A homeless chef was locked up today after making Gatwick airport his home for THREE years.

"Cheeky" Anthony Delaney ate, showered and slept at the busy airport, brushing off security staff who stopped him more then 30 times.

He told his lawyers he was happier staying there because he was "clean, dry and warm".

In fact he rarely left the busy south terminal, popping out only occasionally to collect his Jobseeker's Allowance, the court was told.

In scenes reminiscent of the Steven Spielberg movie The Terminal, Delaney passed his days watching holidaymakers and airline staff going about their business.

A court was told he did not suffer mental health problems, was neither a drug nor alcohol addict, and did not cause "a stink".

But Judge Richard Hayward remanded him in custody for sentence believing his urge to return to Gatwick would be too strong should he be released.

He said: "It is a bit cheeky to go straight back to Gatwick. There are other places you can have a shower. This is just going on and on. It is all very strange."

Lewes Crown Court was told that Delaney had repeatedly defied an anti-social behaviour order (Asbo).

Even when he was jailed for breaching his Asbo, he returned to the airport as soon as he was released.

Delaney yesterday admitted breaching his order for the third time.

The court heard Delaney was sentenced to 95 days in prison for the last breach when he appeared at the same court on January 10.

Because he had spent time behind bars on remand waiting for his court appearance, he was released immediately.

Delaney then made his way back to the airport where he was arrested in the south terminal later the same day.

Sarah Lindop, prosecuting, told the court the Asbo was imposed in 2006 and remains in force until 2011.

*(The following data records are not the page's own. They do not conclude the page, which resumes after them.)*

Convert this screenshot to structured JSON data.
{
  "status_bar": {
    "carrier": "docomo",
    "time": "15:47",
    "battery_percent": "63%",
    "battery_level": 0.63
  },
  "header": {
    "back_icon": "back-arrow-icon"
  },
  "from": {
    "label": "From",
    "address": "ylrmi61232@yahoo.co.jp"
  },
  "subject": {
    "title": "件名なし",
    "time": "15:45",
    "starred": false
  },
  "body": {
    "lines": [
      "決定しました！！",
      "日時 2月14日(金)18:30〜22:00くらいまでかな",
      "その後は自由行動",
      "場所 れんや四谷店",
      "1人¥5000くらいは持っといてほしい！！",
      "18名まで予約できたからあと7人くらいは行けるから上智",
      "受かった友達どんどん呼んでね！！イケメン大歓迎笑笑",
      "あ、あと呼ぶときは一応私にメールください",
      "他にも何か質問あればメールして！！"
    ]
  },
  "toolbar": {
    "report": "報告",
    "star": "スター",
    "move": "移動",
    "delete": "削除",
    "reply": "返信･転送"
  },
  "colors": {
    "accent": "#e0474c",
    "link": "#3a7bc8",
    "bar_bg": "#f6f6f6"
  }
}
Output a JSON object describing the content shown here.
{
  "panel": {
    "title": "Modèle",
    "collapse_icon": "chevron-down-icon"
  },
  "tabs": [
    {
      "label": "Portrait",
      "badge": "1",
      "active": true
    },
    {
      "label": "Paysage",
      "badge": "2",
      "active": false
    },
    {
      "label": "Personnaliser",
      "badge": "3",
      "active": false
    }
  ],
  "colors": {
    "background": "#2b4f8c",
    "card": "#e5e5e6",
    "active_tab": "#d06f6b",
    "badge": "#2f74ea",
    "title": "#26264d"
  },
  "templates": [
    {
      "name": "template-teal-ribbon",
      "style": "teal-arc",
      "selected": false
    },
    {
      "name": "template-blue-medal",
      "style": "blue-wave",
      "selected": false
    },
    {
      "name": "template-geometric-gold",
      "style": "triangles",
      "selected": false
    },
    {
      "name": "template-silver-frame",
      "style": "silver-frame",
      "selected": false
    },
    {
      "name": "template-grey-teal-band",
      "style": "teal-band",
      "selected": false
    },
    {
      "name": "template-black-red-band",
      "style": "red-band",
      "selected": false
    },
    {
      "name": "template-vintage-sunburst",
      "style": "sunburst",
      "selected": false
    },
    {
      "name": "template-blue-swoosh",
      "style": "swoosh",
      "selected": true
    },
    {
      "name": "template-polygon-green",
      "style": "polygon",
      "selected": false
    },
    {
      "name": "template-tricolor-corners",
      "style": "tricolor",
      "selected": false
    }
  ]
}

The order prohibits him from entering the airport or its railway station.

Delaney first started living at the airport in 2004 and since February that year he has been stopped by security staff more than 30 times.

Under airport authority bylaws Delaney was officially banned in March 2005, but he continued to return.

The Asbo was imposed the following year.

Peter Knight, defending, said Delaney has been staying at the airport because he wanted to stay clean, dry and warm.

He said Delaney was only looking for shelter and did not cause trouble. He said: "It is not a situation where he goes to the airport and causes a stink.

"He is not there to cause problems at all. He is just simply there and is asked to leave on numerous occasions.

"The Asbo was put in place because he was using the airport as a residence."

Mr Knight said Delaney's problems started in 2004 when he lost his job in Buckinghamshire as a chef along with his accommodation.

He headed back to Sussex where he had previously lived in order to find work, but when he was unable to find a job he started using the airport as a place to stay.

In November last year he bought a tent and a sleeping bag but it was burnt down and Delaney has not been able to buy replacements.

He said: "It is an offence borne out of desperation. He does not want to continue living like this."

Judge Hayward told Delaney he needed help to break the cycle of returning to the airport.

The judge adjourned sentence for pre-sentence reports in order for the probation service to try to offer help. But he told Delaney he was not releasing him on bail.

He said: "If I give you bail you have nowhere to go and the temptation to end up back at Gatwick would be overwhelming."

Delaney was remanded in custody until March 10.

The Argus last week revealed a bizarre situation across Sussex in which local authorities, following Government guidelines, are claiming tiny numbers of people actually live on the county's streets. The department for Communities and Local Government defines a rough sleeper as someone "sleeping or bedded down in the open air, such as on the streets or in parks, doorways or bus shelters".

Anybody not lying down asleep in a sleeping bag is not counted. Under that rationale Crawley Borough Council said there are fewer than 10 rough sleepers in the district.

Paul Young, founder of Brighton-based homeless charity Off the Fence, said: "It's a sad situation when someone feels sleeping in an airport is the only option.

"However it is understandable when the weather is so cold on the streets.

"I'm surprised he got away with it for so long, he almost has squatters rights after that length of time."

A spokeswoman for Gatwick airport declined to comment.

In the film The Terminal, Tom Hanks plays an Eastern European tourist who becomes a resident of New York airport when a war breaks out and erases his country from the map, voiding his passport.